アラビア語プライベートレッスン | Private Arabic Lessons


にほんブログ村 海外生活ブログ 国際協力へ



I’ve been meaning to write about it and totally forgot about it, but I started learning Arabic in January of this year.



His name is Ahmad and he teaches Arabic to foreigners at the University of Damascus during the day and gives private lessons at home in the afternoon.

I’m teaching at a university, so my teaching skills are pretty good, but my attitude is horrible, like fiddling with my phone and yawning in class. I thought about quitting a few times. However, it’s quite difficult to find a teacher who can teach Arabic well to a foreigner.





疲れはしましたが結構面白く、いい勉強になりました。 またチャンスがあれば是非会いに行きたいと思っています。

Also, the text I’m using now, the one actually used at the University of Damascus, is very easy to understand.

So, from the merit of the Arabic teaching ability of Ahmad and the excellence of the text, even if the demerit of the attitude of Ahmad is subtracted from the merit of the demerit of Ahmad is positive enough, so it is worth learning to Ahmad, and it has come to the judgment that it is continued.

By the way, Ahmad has students from many other countries besides me, including Belgium, France and Turkey. I often have the opportunity to talk with them and it has become a place for me to learn Arabic as well as a place for international exchange.

When I was in Japan, I didn’t have much interest in international exchange, but when I came here, I learned how interesting it is to talk with people from other countries, not to mention Syrians.

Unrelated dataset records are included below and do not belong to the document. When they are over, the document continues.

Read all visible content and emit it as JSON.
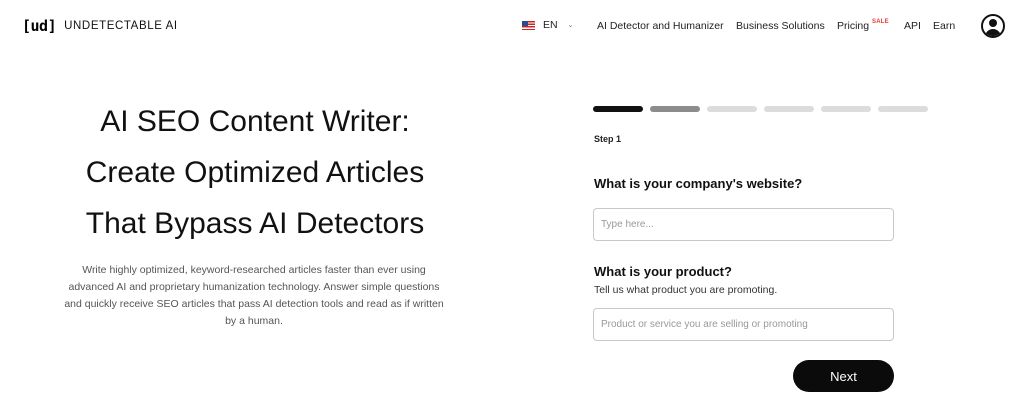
{
  "header": {
    "logo_mark": "[ud]",
    "logo_text": "UNDETECTABLE AI",
    "language": "EN",
    "nav": [
      "AI Detector and Humanizer",
      "Business Solutions",
      "Pricing",
      "API",
      "Earn"
    ],
    "sale_badge": "SALE",
    "icons": {
      "flag": "us-flag-icon",
      "chevron": "chevron-down-icon",
      "account": "user-avatar-icon"
    }
  },
  "hero": {
    "title_lines": [
      "AI SEO Content Writer:",
      "Create Optimized Articles",
      "That Bypass AI Detectors"
    ],
    "description": "Write highly optimized, keyword-researched articles faster than ever using advanced AI and proprietary humanization technology. Answer simple questions and quickly receive SEO articles that pass AI detection tools and read as if written by a human."
  },
  "form": {
    "progress": {
      "total_steps": 6,
      "current_step": 1
    },
    "step_label": "Step 1",
    "q1": {
      "label": "What is your company's website?",
      "placeholder": "Type here...",
      "value": ""
    },
    "q2": {
      "label": "What is your product?",
      "hint": "Tell us what product you are promoting.",
      "placeholder": "Product or service you are selling or promoting",
      "value": ""
    },
    "next_label": "Next"
  },
  "colors": {
    "primary": "#0b0b0b",
    "sale": "#e53935",
    "progress_active": "#111111",
    "progress_next": "#8c8c8c",
    "progress_inactive": "#dcdcdc"
  }
}
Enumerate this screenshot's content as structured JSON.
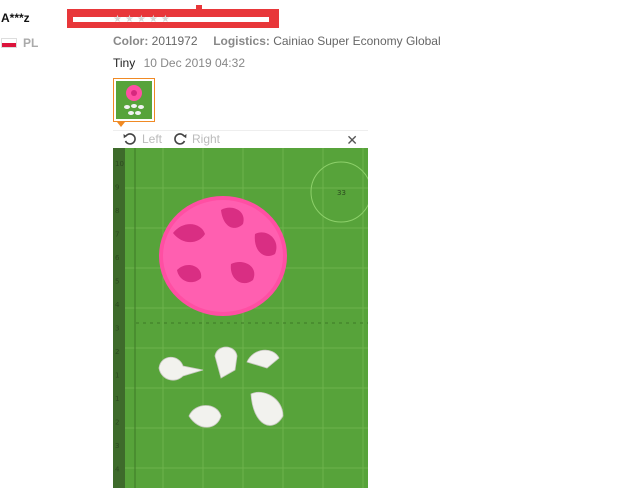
{
  "reviewer": {
    "name": "A***z",
    "country": "PL"
  },
  "rating_stars": "★★★★★",
  "order": {
    "color_label": "Color:",
    "color_value": "2011972",
    "logistics_label": "Logistics:",
    "logistics_value": "Cainiao Super Economy Global"
  },
  "review": {
    "text": "Tiny",
    "date": "10 Dec 2019 04:32"
  },
  "viewer": {
    "rotate_left_label": "Left",
    "rotate_right_label": "Right",
    "close_glyph": "✕"
  },
  "photo": {
    "ruler_numbers": [
      "10",
      "9",
      "8",
      "7",
      "6",
      "5",
      "4",
      "3",
      "2",
      "1",
      "1",
      "2",
      "3",
      "4"
    ],
    "circle_label": "33"
  },
  "colors": {
    "accent_orange": "#f08a24",
    "redaction_red": "#e8373a",
    "mat_green": "#57a33a",
    "mold_pink": "#ff4fa3"
  }
}
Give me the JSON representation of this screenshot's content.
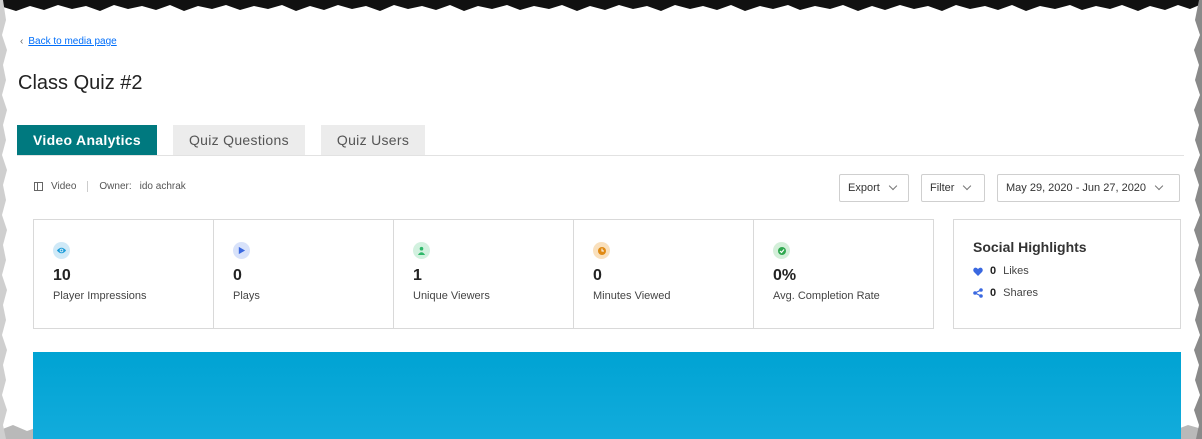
{
  "colors": {
    "tab_active_bg": "#00797f",
    "link": "#006efa",
    "banner": "#00a3d3",
    "impressions_icon": "#1a9bd8",
    "plays_icon": "#3a68e0",
    "viewers_icon": "#2fb86a",
    "minutes_icon": "#e08a14",
    "completion_icon": "#2fa84f",
    "heart": "#3a68e0"
  },
  "nav": {
    "back_label": "Back to media page"
  },
  "page": {
    "title": "Class Quiz #2"
  },
  "tabs": [
    {
      "label": "Video Analytics",
      "active": true
    },
    {
      "label": "Quiz Questions",
      "active": false
    },
    {
      "label": "Quiz Users",
      "active": false
    }
  ],
  "meta": {
    "type": "Video",
    "owner_label": "Owner:",
    "owner_name": "ido achrak"
  },
  "toolbar": {
    "export_label": "Export",
    "filter_label": "Filter",
    "date_range": "May 29, 2020 - Jun 27, 2020"
  },
  "stats": [
    {
      "icon": "eye-icon",
      "value": "10",
      "label": "Player Impressions"
    },
    {
      "icon": "play-icon",
      "value": "0",
      "label": "Plays"
    },
    {
      "icon": "person-icon",
      "value": "1",
      "label": "Unique Viewers"
    },
    {
      "icon": "clock-icon",
      "value": "0",
      "label": "Minutes Viewed"
    },
    {
      "icon": "check-icon",
      "value": "0%",
      "label": "Avg. Completion Rate"
    }
  ],
  "social": {
    "title": "Social Highlights",
    "likes_value": "0",
    "likes_label": "Likes",
    "shares_value": "0",
    "shares_label": "Shares"
  }
}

Not only do you get to know the other person’s country, but also their view of Japan is different from country to country, and by talking about yourself, you get to understand Japan afresh and discover a lot.

There are many foreigners in Damascus, and there are also many people who come to Damascus to work in addition to students. The other day I had the opportunity to get to know the Russians.
He said he was here to do some work, but he spoke no Arabic and almost no English, so he had a hard time communicating. This is my first experience of communicating with someone who doesn’t speak the language at all.

We used simple English, gestures, Japanese (Sushi, Fuji, etc.), Russian (Vodka, Moscow, etc.) and other languages that we knew each other.
It was tiring but quite interesting and I learned a lot. If I get another chance, I’d love to go and see them again.


にほんブログ村 海外生活ブログ 国際協力へ